 (Forefront) Jeffrey Sun, John Pendergast, and (Background):  Alfonso Faustino, Lisa Gaye Tomlinson and Jennifer Vo Le

Henry David Hwang’s autobiographical treatise on race and the definition of just what exactly is an ‘Asian’ was first produced through East West Players in conjunction with the Mark Taper Forum in the spring of 2007. After a run at the Taper the play went to The Public Theatre in New York City and more recently to San Francisco.  On the page, Yellow Face has moments that made me laugh out loud. On the stage, a slightly different story.  HDH’s reputation as a playwright expands in this wonky presentational production to be true to “proper casting” ie. Asians in Asian roles. 

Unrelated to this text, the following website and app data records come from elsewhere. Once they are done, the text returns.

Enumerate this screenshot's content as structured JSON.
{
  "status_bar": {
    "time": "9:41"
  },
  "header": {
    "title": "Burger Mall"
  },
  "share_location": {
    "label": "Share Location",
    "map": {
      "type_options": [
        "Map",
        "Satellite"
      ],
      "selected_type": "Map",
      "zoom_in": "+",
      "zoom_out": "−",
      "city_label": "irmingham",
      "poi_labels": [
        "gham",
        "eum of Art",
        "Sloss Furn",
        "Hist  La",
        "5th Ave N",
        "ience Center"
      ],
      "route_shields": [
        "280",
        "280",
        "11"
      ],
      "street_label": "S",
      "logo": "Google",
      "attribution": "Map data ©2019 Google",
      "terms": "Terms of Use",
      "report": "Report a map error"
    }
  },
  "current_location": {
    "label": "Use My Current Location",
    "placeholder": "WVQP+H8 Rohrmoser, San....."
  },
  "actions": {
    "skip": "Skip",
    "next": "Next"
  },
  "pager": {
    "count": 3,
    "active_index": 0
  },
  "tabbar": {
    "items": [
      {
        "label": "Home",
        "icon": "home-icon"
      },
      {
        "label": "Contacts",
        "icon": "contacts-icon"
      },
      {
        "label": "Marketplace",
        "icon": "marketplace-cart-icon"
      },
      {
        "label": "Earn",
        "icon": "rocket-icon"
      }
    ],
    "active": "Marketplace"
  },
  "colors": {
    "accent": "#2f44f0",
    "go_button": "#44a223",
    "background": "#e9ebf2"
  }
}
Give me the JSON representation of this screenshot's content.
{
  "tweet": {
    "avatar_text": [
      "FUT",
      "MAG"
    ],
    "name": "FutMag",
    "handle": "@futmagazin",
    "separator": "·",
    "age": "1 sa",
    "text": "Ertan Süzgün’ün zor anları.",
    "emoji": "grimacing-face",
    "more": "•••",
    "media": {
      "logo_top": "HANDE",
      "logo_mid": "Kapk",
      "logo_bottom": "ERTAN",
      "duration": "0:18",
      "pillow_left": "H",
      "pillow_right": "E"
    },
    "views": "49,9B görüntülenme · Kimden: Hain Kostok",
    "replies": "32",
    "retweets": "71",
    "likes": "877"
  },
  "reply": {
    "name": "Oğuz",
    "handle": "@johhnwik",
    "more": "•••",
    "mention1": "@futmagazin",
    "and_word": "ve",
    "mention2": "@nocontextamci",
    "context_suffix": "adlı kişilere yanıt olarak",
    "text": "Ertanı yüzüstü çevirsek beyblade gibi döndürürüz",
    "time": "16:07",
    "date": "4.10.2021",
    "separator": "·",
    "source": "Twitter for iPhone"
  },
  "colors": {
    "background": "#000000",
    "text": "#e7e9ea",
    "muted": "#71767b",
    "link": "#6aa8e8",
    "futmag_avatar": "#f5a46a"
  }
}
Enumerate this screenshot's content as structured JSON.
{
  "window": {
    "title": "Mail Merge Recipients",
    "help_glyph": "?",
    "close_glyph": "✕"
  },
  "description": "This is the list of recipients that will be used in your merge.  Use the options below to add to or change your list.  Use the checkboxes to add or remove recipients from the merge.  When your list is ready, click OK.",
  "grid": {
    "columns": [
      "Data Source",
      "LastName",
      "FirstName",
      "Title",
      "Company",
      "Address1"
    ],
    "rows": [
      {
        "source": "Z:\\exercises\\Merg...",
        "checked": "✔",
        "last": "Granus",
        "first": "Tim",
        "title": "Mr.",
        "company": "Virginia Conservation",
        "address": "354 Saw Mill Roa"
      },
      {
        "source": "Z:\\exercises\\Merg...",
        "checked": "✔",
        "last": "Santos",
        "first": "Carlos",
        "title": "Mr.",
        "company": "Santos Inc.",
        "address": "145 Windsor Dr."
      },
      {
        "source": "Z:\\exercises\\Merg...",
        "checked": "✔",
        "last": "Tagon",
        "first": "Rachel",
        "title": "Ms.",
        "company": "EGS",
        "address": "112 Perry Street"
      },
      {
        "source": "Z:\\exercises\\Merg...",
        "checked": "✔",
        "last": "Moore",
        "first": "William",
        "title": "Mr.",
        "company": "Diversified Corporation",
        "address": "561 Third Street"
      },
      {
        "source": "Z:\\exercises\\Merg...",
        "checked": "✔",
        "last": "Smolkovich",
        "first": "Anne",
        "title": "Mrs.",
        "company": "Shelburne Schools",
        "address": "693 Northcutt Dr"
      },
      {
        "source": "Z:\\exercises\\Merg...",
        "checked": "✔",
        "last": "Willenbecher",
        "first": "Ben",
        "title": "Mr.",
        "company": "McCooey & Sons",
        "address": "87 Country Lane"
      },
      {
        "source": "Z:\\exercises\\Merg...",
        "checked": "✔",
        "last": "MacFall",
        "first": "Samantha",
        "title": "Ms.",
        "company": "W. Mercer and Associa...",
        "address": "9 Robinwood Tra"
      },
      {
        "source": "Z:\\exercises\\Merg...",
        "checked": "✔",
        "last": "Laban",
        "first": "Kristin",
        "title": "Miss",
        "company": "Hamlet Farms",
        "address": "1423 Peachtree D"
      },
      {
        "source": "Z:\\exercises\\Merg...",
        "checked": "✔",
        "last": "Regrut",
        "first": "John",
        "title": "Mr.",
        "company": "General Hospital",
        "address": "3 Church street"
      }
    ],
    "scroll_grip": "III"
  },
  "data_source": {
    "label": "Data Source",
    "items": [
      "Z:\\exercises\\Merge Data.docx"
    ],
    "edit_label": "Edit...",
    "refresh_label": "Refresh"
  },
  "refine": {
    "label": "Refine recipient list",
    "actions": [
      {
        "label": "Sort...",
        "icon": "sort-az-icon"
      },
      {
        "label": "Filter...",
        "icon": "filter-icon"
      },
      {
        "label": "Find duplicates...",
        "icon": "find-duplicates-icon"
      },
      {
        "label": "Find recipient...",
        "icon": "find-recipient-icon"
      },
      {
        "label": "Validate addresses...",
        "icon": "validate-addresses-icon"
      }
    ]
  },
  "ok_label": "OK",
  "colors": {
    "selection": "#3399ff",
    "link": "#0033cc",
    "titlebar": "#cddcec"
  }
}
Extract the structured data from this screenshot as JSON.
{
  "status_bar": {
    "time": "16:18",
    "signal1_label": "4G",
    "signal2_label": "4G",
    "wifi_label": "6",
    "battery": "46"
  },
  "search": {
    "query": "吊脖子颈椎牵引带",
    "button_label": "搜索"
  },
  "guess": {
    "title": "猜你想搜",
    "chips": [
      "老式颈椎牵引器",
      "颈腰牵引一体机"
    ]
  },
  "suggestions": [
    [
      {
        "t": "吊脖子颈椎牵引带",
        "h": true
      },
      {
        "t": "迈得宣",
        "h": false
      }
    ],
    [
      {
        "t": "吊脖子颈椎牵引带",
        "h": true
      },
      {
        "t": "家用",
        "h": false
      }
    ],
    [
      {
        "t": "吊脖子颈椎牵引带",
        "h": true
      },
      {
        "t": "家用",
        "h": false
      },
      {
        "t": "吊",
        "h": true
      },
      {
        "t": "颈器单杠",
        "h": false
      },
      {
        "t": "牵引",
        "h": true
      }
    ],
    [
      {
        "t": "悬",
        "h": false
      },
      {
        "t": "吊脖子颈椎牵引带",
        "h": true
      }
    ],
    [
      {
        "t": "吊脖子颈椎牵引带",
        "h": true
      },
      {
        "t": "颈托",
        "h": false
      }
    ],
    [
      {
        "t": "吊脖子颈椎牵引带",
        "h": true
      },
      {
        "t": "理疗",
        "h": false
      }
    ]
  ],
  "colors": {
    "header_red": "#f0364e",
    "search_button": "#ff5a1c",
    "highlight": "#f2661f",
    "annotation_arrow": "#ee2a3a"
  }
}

Jeffrey Sun as HDH and Roman Moretti as Marcus retain their singular roles while the rest of the cast takes on the remaining supporting parts. The play guides us step by step through the business of the bruhaha in 1990 regarding Cameron McIntosh's production of Miss Saigon and the casting of an Anglo actor, Jonathan Pryce, in that show which HDH reacted to with strong criticism. It then evolves in time to the troubles that he, himself faces when casting for his own production of a comedy, Face Value, a farce  that is a comic take on the casting of Anglos in Asian roles. Reference to this failed show is noted by presenting two of the actual stars, Jane Kazmerick (Lisagaye Tomlinson) and Mark Linn Baker (possibly Dennis Nolette) who comment on the social aspects of success.

Strong presentations by Jennifer Vo Le, Nollette, Tomlinson and especially John Pendergast as the Announcer / “Name Withheld On Advice of Council” are commendable, if somewhat over the top from time to time. I loved the tete a tete between HDH and NWOAC: a dance of power with the reporter saying he has all he needs to write a story about the playwright and HDH smiling that he has enough of the reporter to write his play that includes him!  The reporter threatens to sue, thus.. his name is withheld on 'advice of counsel.'

Director Robert Zimmerman sets the stage efficiently with seven bentwood chairs and actors to fill them.  The play moves off and on through the Fourth Wall with pace taking a nose dive  when Alfanso Faustino has his turn as HDH’s father, HYH, and other characters including BD Wong.  Though Faustino’s characterizations are heart felt, the play grinds to a snail’s pace, making the rest of the cast struggle to move things up to speed again.

Yellow Face by Henry David Hwang
Beverly Hills Playhouse
254 S. Robertson Blvd.
Beverly Hills, CA 90212
Through September 26, 2018
Friday and Saturday at 8PM
Sundays at 2PM 
Tickets and information: